Democrats – Rahall, Y.
Republicans – Capito, Y; McKinley, Y.
Democrats – Baldwin, N; Kind, Y; Moore, X.
Republicans – Duffy, Y; Petri, Y; Ribble, Y; Ryan, Y; Sensenbrenner, Y.
Republicans – Lummis, Y.
Although this line is attributed to many people, Wikiquote says that Gideon Tucker was the first to warn us that “No man’s life, liberty, or property are safe while the legislature is in session.”
This cartoon about Keynesian economics sort of makes the same point, but not with the same eloquence.
I don’t think it’s a case of media bias or inaccuracy, as we saw with the AP story on poverty, the Brian Ross Tea Party slur, or the Reuters report on job creation and so-called stimulus.
But it does blindly assume that it is productive to impose more laws. Was it productive to enact Obamacare? What about the faux stimulus? Or the Dodd-Frank bailout bill?
Wouldn’t the headline be more accurate if it read, “This Congress could be least destructive since 1947″?
Here are the relevant parts of the USA Today report.
Congress is on pace to make history with the least productive legislative year in the post World War II era. Just 61 bills have become law to date in 2012 out of 3,914 bills that have been introduced by lawmakers, or less than 2% of all proposed laws, according to a USA TODAY analysis of records since 1947 kept by the U.S. House Clerk’s office. In 2011, after Republicans took control of the U.S. House, Congress passed just 90 bills into law. The only other year in which Congress failed to pass at least 125 laws was 1995. …When Democrats controlled both chambers during the 111th Congress, 258 laws were enacted in 2010 and 125 in 2009, including President Obama’s health care law.
To be sure, not all legislation is bad. Now that the Supreme Court has failed in its job, Congress would have to enact a law to repeal Obamacare. Laws also would need to be changed to reform entitlements, or adopt a flat tax.

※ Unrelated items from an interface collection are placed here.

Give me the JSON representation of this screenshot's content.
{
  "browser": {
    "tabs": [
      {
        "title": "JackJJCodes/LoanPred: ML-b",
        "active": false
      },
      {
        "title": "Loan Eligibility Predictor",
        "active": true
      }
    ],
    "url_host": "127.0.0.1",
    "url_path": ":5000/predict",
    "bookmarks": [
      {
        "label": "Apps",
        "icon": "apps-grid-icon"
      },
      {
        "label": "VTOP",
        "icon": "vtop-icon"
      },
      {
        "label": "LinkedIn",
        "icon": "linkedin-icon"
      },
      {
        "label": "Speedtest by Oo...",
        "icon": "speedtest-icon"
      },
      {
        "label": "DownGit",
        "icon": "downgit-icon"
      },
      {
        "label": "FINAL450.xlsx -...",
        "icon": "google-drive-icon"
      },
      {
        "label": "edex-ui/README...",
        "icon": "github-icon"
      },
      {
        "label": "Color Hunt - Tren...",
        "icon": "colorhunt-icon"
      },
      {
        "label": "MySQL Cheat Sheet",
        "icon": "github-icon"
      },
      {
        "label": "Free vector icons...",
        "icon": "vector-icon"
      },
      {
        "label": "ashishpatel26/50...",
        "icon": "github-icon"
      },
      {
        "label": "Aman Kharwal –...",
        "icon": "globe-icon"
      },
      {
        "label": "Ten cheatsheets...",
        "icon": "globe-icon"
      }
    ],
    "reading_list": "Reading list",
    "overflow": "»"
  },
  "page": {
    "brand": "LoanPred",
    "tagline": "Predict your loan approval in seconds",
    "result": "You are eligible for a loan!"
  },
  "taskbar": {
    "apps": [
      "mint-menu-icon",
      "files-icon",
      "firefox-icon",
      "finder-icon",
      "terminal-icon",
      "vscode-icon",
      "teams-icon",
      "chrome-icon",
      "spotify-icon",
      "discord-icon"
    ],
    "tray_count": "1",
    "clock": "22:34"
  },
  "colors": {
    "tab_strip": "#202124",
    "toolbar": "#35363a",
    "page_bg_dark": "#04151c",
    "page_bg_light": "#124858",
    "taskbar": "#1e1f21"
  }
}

And some laws are benign, such as the enactment of Dairy Goat Awareness Week or naming a federal courthouse.
But I’m guessing that the vast majority of substantive laws are bad for freedom and result in less prosperity.
So let’s cross our fingers that future Congresses are even less productive (and therefore less destructive) than the current one.
Here is list from Wikipedia of the recent federal budgets:
- 2011 United States federal budget – $3.8 trillion (submitted 2010 by President Obama)
- 2010 United States federal budget – $3.6 trillion (submitted 2009 by President Obama)
- 2009 United States federal budget – $3.1 trillion (submitted 2008 by President Bush)
- 2008 United States federal budget – $2.9 trillion (submitted 2007 by President Bush)
- 2007 United States federal budget – $2.8 trillion (submitted 2006 by President Bush)
- 2006 United States federal budget – $2.7 trillion (submitted 2005 by President Bush)
- 2005 United States federal budget – $2.4 trillion (submitted 2004 by President Bush)
- 2004 United States federal budget – $2.3 trillion (submitted 2003 by President Bush)
- 2003 United States federal budget – $2.2 trillion (submitted 2002 by President Bush)
- 2002 United States federal budget – $2.0 trillion (submitted 2001 by President Bush)
- 2001 United States federal budget – $1.9 trillion (submitted 2000 by President Clinton)
- 2000 United States federal budget – $1.8 trillion (submitted 1999 by President Clinton)
- 1999 United States federal budget – $1.7 trillion (submitted 1998 by President Clinton)
- 1998 United States federal budget – $1.7 trillion (submitted 1997 by President Clinton)
- 1997 United States federal budget – $1.6 trillion (submitted 1996 by President Clinton)
- 1996 United States federal budget – $1.6 trillion (submitted 1995 by President Clinton)